PROBLEM DESCRIPTION:
What is needed is every line of the material that contains "screenshot".

ENTRIES PROVIDED:
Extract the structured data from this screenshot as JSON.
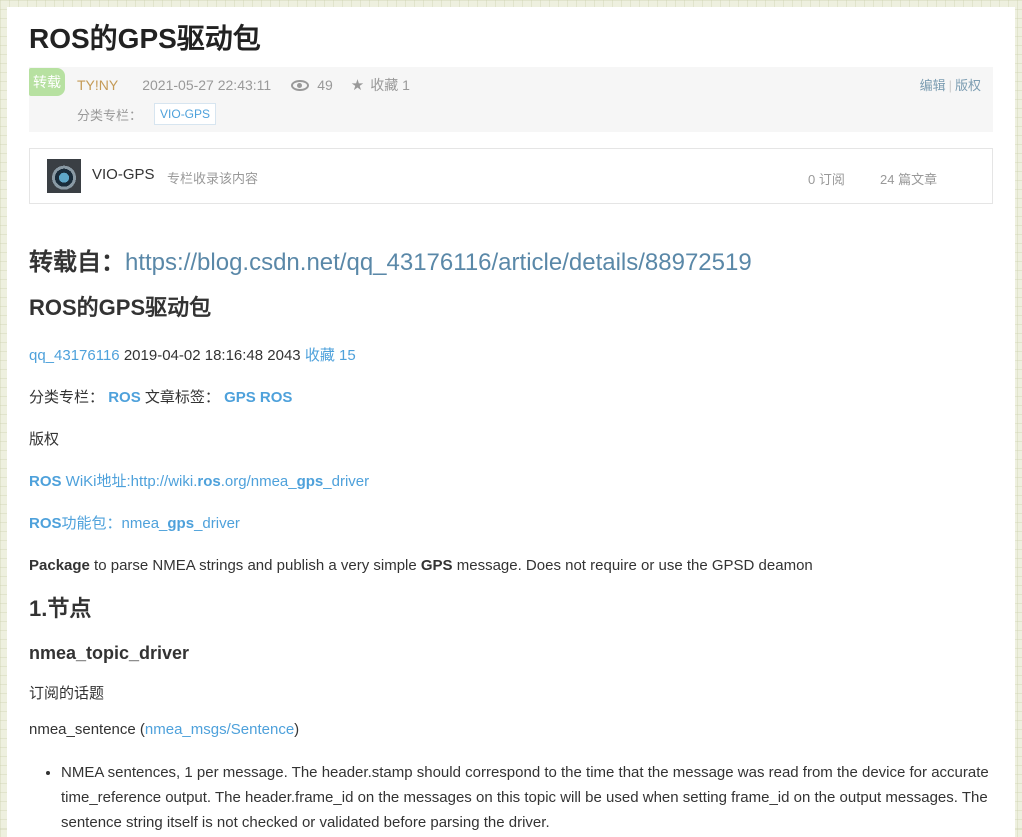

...

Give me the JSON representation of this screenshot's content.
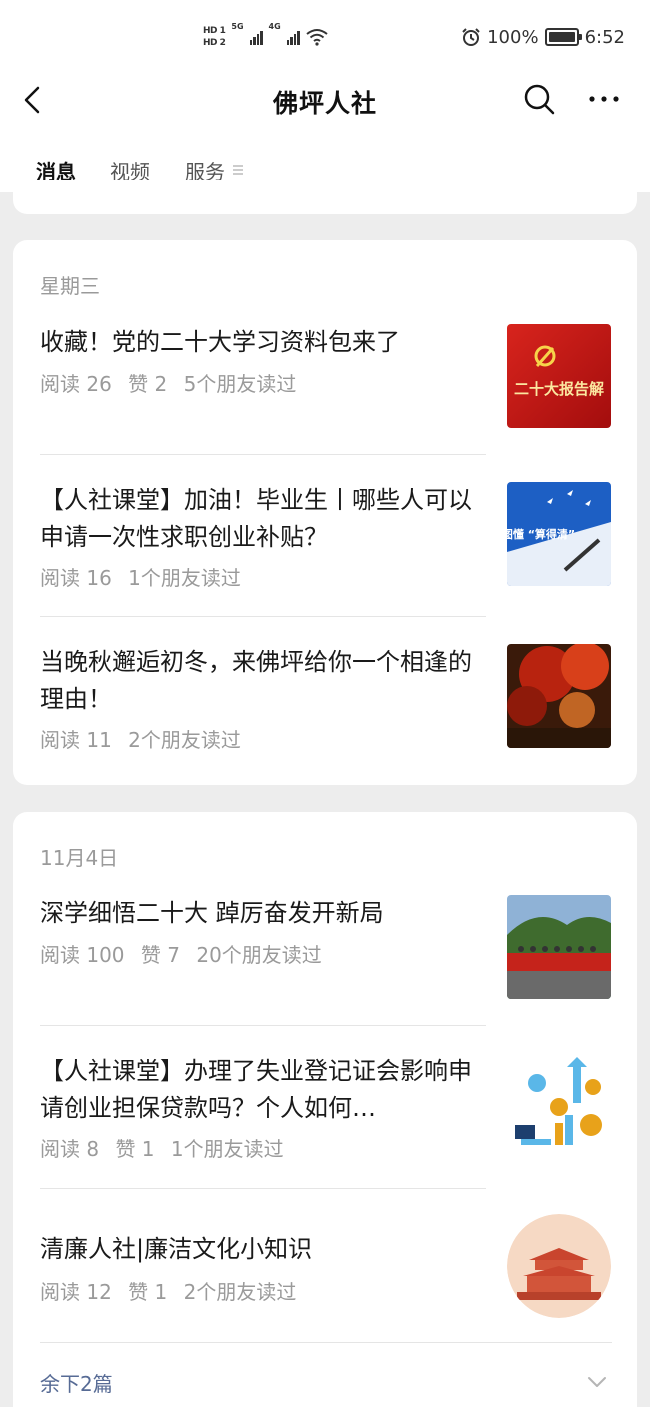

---

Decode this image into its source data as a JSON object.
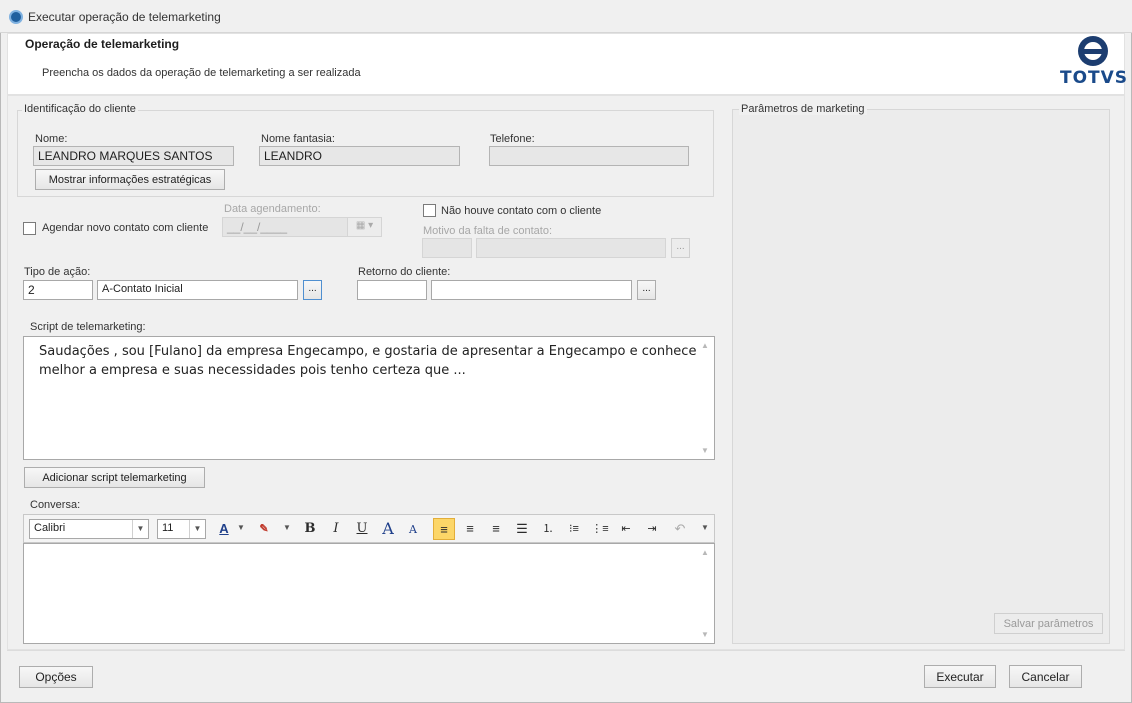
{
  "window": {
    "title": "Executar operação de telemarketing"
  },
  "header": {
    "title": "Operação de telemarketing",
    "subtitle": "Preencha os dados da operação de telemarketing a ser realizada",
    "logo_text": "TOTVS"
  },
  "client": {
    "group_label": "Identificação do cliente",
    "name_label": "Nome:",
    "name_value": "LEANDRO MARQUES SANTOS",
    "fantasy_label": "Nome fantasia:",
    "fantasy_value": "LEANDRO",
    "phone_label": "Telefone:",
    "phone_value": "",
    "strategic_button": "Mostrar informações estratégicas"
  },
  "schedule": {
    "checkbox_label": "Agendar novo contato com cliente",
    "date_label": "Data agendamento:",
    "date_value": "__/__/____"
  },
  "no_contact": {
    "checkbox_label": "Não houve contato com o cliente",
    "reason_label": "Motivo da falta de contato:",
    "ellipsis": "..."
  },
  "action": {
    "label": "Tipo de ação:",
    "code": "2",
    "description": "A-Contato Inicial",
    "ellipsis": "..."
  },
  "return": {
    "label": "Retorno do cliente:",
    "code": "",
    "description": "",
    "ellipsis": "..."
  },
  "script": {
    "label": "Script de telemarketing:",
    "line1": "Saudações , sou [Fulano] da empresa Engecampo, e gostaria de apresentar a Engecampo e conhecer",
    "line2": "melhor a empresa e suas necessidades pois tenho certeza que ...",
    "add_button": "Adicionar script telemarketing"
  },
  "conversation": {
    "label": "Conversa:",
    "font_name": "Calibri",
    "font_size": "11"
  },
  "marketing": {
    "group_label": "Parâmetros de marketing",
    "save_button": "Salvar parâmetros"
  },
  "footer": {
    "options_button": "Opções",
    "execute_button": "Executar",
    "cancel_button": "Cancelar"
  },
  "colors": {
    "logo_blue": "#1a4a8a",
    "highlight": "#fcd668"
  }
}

RESULT OF THE EXERCISE:
Extract the structured data from this screenshot as JSON.
Give me the JSON representation of this screenshot's content.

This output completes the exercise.